----- DATA LISTING -----
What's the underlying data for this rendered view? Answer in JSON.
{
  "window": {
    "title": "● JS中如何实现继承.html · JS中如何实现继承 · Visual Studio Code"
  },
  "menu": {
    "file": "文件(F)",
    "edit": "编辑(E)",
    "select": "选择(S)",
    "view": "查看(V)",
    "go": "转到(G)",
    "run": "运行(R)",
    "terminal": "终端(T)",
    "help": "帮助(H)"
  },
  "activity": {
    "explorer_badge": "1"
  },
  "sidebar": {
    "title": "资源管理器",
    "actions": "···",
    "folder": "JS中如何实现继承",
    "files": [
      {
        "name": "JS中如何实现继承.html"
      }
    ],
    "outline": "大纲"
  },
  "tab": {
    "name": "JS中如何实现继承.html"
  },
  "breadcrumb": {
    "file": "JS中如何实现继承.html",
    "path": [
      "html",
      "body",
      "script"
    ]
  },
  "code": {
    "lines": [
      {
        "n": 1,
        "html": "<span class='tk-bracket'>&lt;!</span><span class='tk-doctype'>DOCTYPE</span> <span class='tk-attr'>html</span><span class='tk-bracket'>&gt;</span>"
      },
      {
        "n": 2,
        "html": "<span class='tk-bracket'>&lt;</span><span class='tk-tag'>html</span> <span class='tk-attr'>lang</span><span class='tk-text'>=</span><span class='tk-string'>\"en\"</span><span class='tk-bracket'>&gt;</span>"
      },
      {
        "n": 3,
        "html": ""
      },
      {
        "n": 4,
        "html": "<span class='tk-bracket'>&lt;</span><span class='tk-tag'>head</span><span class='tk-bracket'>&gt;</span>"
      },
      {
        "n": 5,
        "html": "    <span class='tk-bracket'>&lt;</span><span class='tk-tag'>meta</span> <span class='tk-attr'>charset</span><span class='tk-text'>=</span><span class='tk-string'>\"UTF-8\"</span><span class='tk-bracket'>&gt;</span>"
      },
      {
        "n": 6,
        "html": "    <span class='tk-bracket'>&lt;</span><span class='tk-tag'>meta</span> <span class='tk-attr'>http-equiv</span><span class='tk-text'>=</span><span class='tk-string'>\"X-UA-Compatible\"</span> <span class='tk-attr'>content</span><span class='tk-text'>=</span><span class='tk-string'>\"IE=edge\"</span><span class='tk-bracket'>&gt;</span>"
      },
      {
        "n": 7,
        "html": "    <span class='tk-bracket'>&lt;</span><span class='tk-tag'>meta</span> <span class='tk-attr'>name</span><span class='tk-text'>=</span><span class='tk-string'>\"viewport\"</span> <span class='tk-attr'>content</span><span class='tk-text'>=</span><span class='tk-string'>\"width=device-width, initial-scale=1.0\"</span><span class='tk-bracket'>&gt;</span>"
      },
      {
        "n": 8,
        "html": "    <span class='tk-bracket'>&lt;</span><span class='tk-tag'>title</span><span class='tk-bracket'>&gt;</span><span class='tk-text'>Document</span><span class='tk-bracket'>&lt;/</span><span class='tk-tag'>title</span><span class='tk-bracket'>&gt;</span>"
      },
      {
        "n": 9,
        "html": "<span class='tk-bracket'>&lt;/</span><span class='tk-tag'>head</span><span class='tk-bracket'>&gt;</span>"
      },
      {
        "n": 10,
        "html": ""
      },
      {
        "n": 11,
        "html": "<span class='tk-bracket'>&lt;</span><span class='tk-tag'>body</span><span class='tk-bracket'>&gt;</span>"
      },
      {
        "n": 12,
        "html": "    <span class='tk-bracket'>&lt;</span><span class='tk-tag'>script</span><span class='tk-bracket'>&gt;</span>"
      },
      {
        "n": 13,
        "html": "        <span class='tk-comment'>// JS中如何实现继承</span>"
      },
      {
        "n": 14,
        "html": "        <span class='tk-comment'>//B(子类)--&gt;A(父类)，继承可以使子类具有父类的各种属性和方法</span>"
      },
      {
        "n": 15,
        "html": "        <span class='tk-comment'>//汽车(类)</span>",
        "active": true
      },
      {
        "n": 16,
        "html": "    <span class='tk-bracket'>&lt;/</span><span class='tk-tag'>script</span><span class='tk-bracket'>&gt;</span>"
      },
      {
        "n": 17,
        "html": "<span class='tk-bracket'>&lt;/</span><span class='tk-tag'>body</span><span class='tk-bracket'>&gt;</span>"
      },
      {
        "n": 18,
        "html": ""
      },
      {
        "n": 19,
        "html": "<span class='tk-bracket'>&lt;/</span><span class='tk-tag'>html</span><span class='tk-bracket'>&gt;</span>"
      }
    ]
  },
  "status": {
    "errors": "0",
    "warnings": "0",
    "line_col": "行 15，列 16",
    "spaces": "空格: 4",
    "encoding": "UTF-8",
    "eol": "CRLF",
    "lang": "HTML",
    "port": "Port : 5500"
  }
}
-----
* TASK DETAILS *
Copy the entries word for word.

* TASK RESULT *
What's the underlying data for this rendered view? Answer in JSON.
{
  "window": {
    "title": "● JS中如何实现继承.html · JS中如何实现继承 · Visual Studio Code"
  },
  "menu": {
    "file": "文件(F)",
    "edit": "编辑(E)",
    "select": "选择(S)",
    "view": "查看(V)",
    "go": "转到(G)",
    "run": "运行(R)",
    "terminal": "终端(T)",
    "help": "帮助(H)"
  },
  "activity": {
    "explorer_badge": "1"
  },
  "sidebar": {
    "title": "资源管理器",
    "actions": "···",
    "folder": "JS中如何实现继承",
    "files": [
      {
        "name": "JS中如何实现继承.html"
      }
    ],
    "outline": "大纲"
  },
  "tab": {
    "name": "JS中如何实现继承.html"
  },
  "breadcrumb": {
    "file": "JS中如何实现继承.html",
    "path": [
      "html",
      "body",
      "script"
    ]
  },
  "code": {
    "lines": [
      {
        "n": 1,
        "html": "<span class='tk-bracket'>&lt;!</span><span class='tk-doctype'>DOCTYPE</span> <span class='tk-attr'>html</span><span class='tk-bracket'>&gt;</span>"
      },
      {
        "n": 2,
        "html": "<span class='tk-bracket'>&lt;</span><span class='tk-tag'>html</span> <span class='tk-attr'>lang</span><span class='tk-text'>=</span><span class='tk-string'>\"en\"</span><span class='tk-bracket'>&gt;</span>"
      },
      {
        "n": 3,
        "html": ""
      },
      {
        "n": 4,
        "html": "<span class='tk-bracket'>&lt;</span><span class='tk-tag'>head</span><span class='tk-bracket'>&gt;</span>"
      },
      {
        "n": 5,
        "html": "    <span class='tk-bracket'>&lt;</span><span class='tk-tag'>meta</span> <span class='tk-attr'>charset</span><span class='tk-text'>=</span><span class='tk-string'>\"UTF-8\"</span><span class='tk-bracket'>&gt;</span>"
      },
      {
        "n": 6,
        "html": "    <span class='tk-bracket'>&lt;</span><span class='tk-tag'>meta</span> <span class='tk-attr'>http-equiv</span><span class='tk-text'>=</span><span class='tk-string'>\"X-UA-Compatible\"</span> <span class='tk-attr'>content</span><span class='tk-text'>=</span><span class='tk-string'>\"IE=edge\"</span><span class='tk-bracket'>&gt;</span>"
      },
      {
        "n": 7,
        "html": "    <span class='tk-bracket'>&lt;</span><span class='tk-tag'>meta</span> <span class='tk-attr'>name</span><span class='tk-text'>=</span><span class='tk-string'>\"viewport\"</span> <span class='tk-attr'>content</span><span class='tk-text'>=</span><span class='tk-string'>\"width=device-width, initial-scale=1.0\"</span><span class='tk-bracket'>&gt;</span>"
      },
      {
        "n": 8,
        "html": "    <span class='tk-bracket'>&lt;</span><span class='tk-tag'>title</span><span class='tk-bracket'>&gt;</span><span class='tk-text'>Document</span><span class='tk-bracket'>&lt;/</span><span class='tk-tag'>title</span><span class='tk-bracket'>&gt;</span>"
      },
      {
        "n": 9,
        "html": "<span class='tk-bracket'>&lt;/</span><span class='tk-tag'>head</span><span class='tk-bracket'>&gt;</span>"
      },
      {
        "n": 10,
        "html": ""
      },
      {
        "n": 11,
        "html": "<span class='tk-bracket'>&lt;</span><span class='tk-tag'>body</span><span class='tk-bracket'>&gt;</span>"
      },
      {
        "n": 12,
        "html": "    <span class='tk-bracket'>&lt;</span><span class='tk-tag'>script</span><span class='tk-bracket'>&gt;</span>"
      },
      {
        "n": 13,
        "html": "        <span class='tk-comment'>// JS中如何实现继承</span>"
      },
      {
        "n": 14,
        "html": "        <span class='tk-comment'>//B(子类)--&gt;A(父类)，继承可以使子类具有父类的各种属性和方法</span>"
      },
      {
        "n": 15,
        "html": "        <span class='tk-comment'>//汽车(类)</span>",
        "active": true
      },
      {
        "n": 16,
        "html": "    <span class='tk-bracket'>&lt;/</span><span class='tk-tag'>script</span><span class='tk-bracket'>&gt;</span>"
      },
      {
        "n": 17,
        "html": "<span class='tk-bracket'>&lt;/</span><span class='tk-tag'>body</span><span class='tk-bracket'>&gt;</span>"
      },
      {
        "n": 18,
        "html": ""
      },
      {
        "n": 19,
        "html": "<span class='tk-bracket'>&lt;/</span><span class='tk-tag'>html</span><span class='tk-bracket'>&gt;</span>"
      }
    ]
  },
  "status": {
    "errors": "0",
    "warnings": "0",
    "line_col": "行 15，列 16",
    "spaces": "空格: 4",
    "encoding": "UTF-8",
    "eol": "CRLF",
    "lang": "HTML",
    "port": "Port : 5500"
  }
}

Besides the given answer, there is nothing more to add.